Questions for Littles: Into what region did Jesus go in v24? What couldn’t He do? Why not—who found Him (v25)? What ethnicity was the woman (v26)? What did Jesus imply about her in v27? Did she deny it in v28? How did she respond? What does Jesus say is a result of her response in v29? What did the woman find when she went home (30)? To what region does Jesus then go in v31? Interestingly, in this Gentile region, what does He say in Aramaic in v34? In addition to regaining his hearing, what other miracle does the man in v35 experience? What does He command them in v36 (something He usually commands in Jewish territory)? What do people say about Him in v37 (that demonstrates that though Gentiles, they had Messianic expectations)? What size multitude had Jesus gathered now, even in this Gentile territory (8:1)? What did Jesus have on the multitude in v2? How long had they stayed with Him, even without food? Why would some of them have passed out on the way home, if He sent them away to eat (v3)? Why didn’t the disciples think they had any other options (v4)? How many loaves did they have (v5)? What did Jesus command the multitude to do in v6? What two things does Jesus do with the loaves before giving them to the disciples? What else did they have (v7)? How much did these people who hadn’t eaten for three days eat (v8)? How many, of what size baskets of leftovers, did they take up? How many had eaten? To what (Jewish) region did Jesus now go (v10)?In the Gospel reading this week, Jesus goes into Gentile territory and shows that He is making for Himself children from among the Gentiles too.
First, we find Him in Tyre and Sidon, coastal trade-port cities with terrible reputations for wickedness. In fact, these cities often find themselves targets of condemnation in the Minor Prophets, and even appear in Jesus’ pronouncements against the Jewish cities on Galilee.
There, a woman somehow finds out that He is there and comes to ask Him to save her daughter from the control of a demon. The woman is a Gentile, and Jesus basically says, “Don’t you know that I’m a Jewish Messiah who came to a Jewish nation?” In fact, His word picture for her and her daughter is “dogs” as opposed to “children.”
However, this woman’s love for her daughter and faith in Christ foster a humility that doesn’t take offense at this but rather insists that Christ has more than enough grace for all.
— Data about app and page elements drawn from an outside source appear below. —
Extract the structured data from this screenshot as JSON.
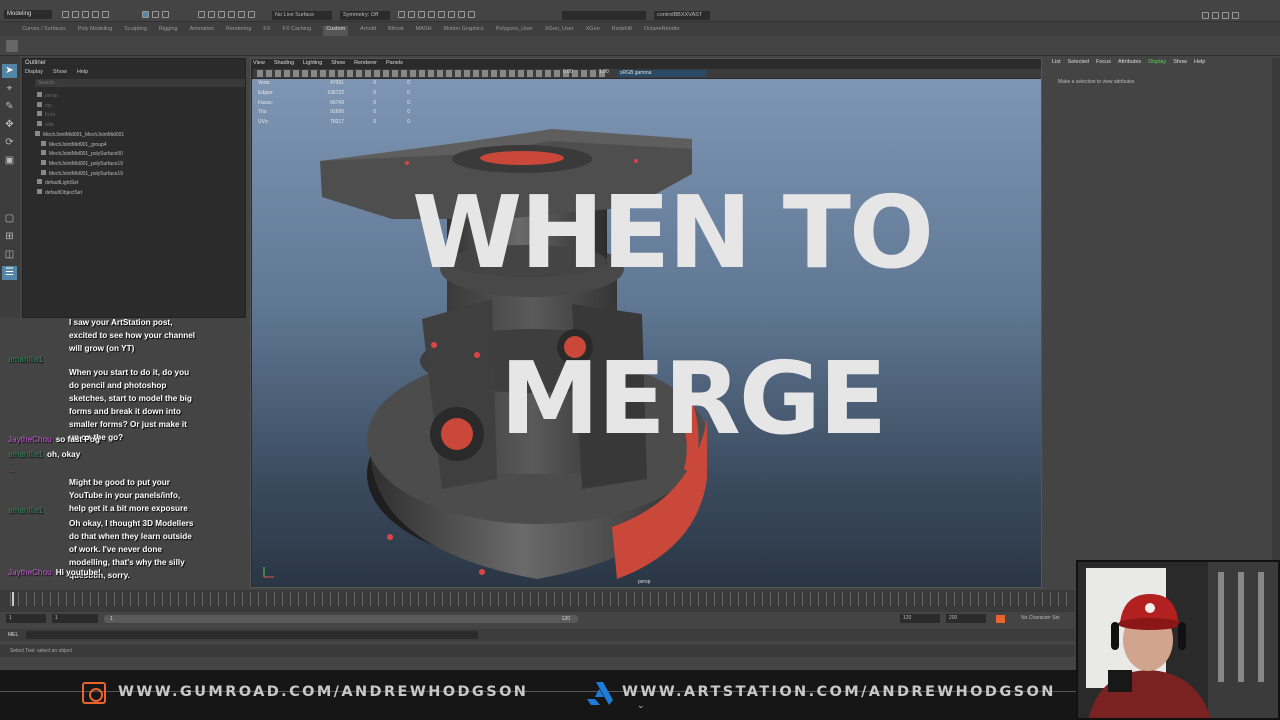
{
  "app": {
    "mode_menu": "Modeling",
    "live_surface": "No Live Surface",
    "symmetry": "Symmetry: Off",
    "search_field": "controlBBXXVAST"
  },
  "shelf_tabs": [
    "Curves / Surfaces",
    "Poly Modeling",
    "Sculpting",
    "Rigging",
    "Animation",
    "Rendering",
    "FX",
    "FX Caching",
    "Custom",
    "Arnold",
    "Bifrost",
    "MASH",
    "Motion Graphics",
    "Polygons_User",
    "XGen_User",
    "XGen",
    "Redshift",
    "OctaneRender"
  ],
  "shelf_active": "Custom",
  "outliner": {
    "title": "Outliner",
    "menu": [
      "Display",
      "Show",
      "Help"
    ],
    "search_placeholder": "Search...",
    "items": [
      "persp",
      "top",
      "front",
      "side",
      "MechJointMid001_MechJointMid001",
      "MechJointMid001_group4",
      "MechJointMid001_polySurface50",
      "MechJointMid001_polySurface19",
      "MechJointMid001_polySurface19",
      "defaultLightSet",
      "defaultObjectSet"
    ]
  },
  "chat": [
    {
      "user": "",
      "text": "I saw your ArtStation post, excited to see how your channel will grow (on YT)",
      "user_color": "#d35fd3"
    },
    {
      "user": "amarillia1",
      "text": "When you start to do it, do you do pencil and photoshop sketches, start to model the big forms and break it down into smaller forms? Or just make it up on the go?",
      "user_color": "#2e8b57"
    },
    {
      "user": "JaytheChou",
      "text": "so fast Pog",
      "user_color": "#c65bd6"
    },
    {
      "user": "amarillia1",
      "text": "oh, okay",
      "user_color": "#2e8b57"
    },
    {
      "user": "...",
      "text": "Might be good to put your YouTube in your panels/info, help get it a bit more exposure",
      "user_color": "#c0392b"
    },
    {
      "user": "amarillia1",
      "text": "Oh okay, I thought 3D Modellers do that when they learn outside of work. I've never done modelling, that's why the silly question, sorry.",
      "user_color": "#2e8b57"
    },
    {
      "user": "JaytheChou",
      "text": "Hi youtube!",
      "user_color": "#c65bd6"
    }
  ],
  "viewport": {
    "menu": [
      "View",
      "Shading",
      "Lighting",
      "Show",
      "Renderer",
      "Panels"
    ],
    "colorspace": "sRGB gamma",
    "exposure": "0.00",
    "gamma": "1.00",
    "hud": [
      {
        "label": "Verts:",
        "a": "47091",
        "b": "0",
        "c": "0"
      },
      {
        "label": "Edges:",
        "a": "106722",
        "b": "0",
        "c": "0"
      },
      {
        "label": "Faces:",
        "a": "56743",
        "b": "0",
        "c": "0"
      },
      {
        "label": "Tris:",
        "a": "91690",
        "b": "0",
        "c": "0"
      },
      {
        "label": "UVs:",
        "a": "78217",
        "b": "0",
        "c": "0"
      }
    ],
    "camera": "persp",
    "overlay_line1": "WHEN TO",
    "overlay_line2": "MERGE"
  },
  "attribute_editor": {
    "menu": [
      "List",
      "Selected",
      "Focus",
      "Attributes",
      "Display",
      "Show",
      "Help"
    ],
    "highlight": "Display",
    "message": "Make a selection to view attributes"
  },
  "range": {
    "start": "1",
    "current": "1",
    "slider_start": "1",
    "slider_end": "120",
    "end": "120",
    "anim_end": "200",
    "character": "No Character Set"
  },
  "mel_label": "MEL",
  "help_line": "Select Tool: select an object",
  "banner": {
    "gumroad": "WWW.GUMROAD.COM/ANDREWHODGSON",
    "artstation": "WWW.ARTSTATION.COM/ANDREWHODGSON"
  },
  "colors": {
    "accent": "#5285a6",
    "gumroad": "#e8642c",
    "artstation": "#1e7bd8",
    "model_body": "#4a4a4a",
    "model_red": "#c9483a"
  }
}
Jesus recognizes this and tells her that her daughter has been healed.
Jesus moves on to the Decapolis—a region populated by Gentiles and Samaritans, but we find in v37 especially that there are many here expecting the Christ. He was prophesied to make the deaf to hear and the mute to speak, and here Jesus does both in one case. Those who are expecting Messiah say, “He has done all things well.”
And He has, dear Christian. He has fulfilled every prophecy and completed every task of the Messiah. He is a victorious and complete Savior. You may cling to Him with absolute confidence!
The final episode may be the strongest statement that Christ is a Messiah for the Gentiles every bit as much as the Jews. The Jews had recognized whom He was claiming to be, when He fed a multitude in the wilderness.
Now, there is a multitude who is willing to stay with Him without food for three days (their willingness a small miracle in itself), but this one is Gentile. What does He do? Reproduce the wilderness feeding, still with seven large baskets left over. Jesus is a more-than-abundant Savior for the whole world!!
Have you ever wondered if Jesus is a Savior for you? What’s it look like for you to cling to Him anyway?Suggested songs: ARP45A “My Heart Is Greatly Stirred” or HB132 “All Hail the Power of Jesus’ Name!”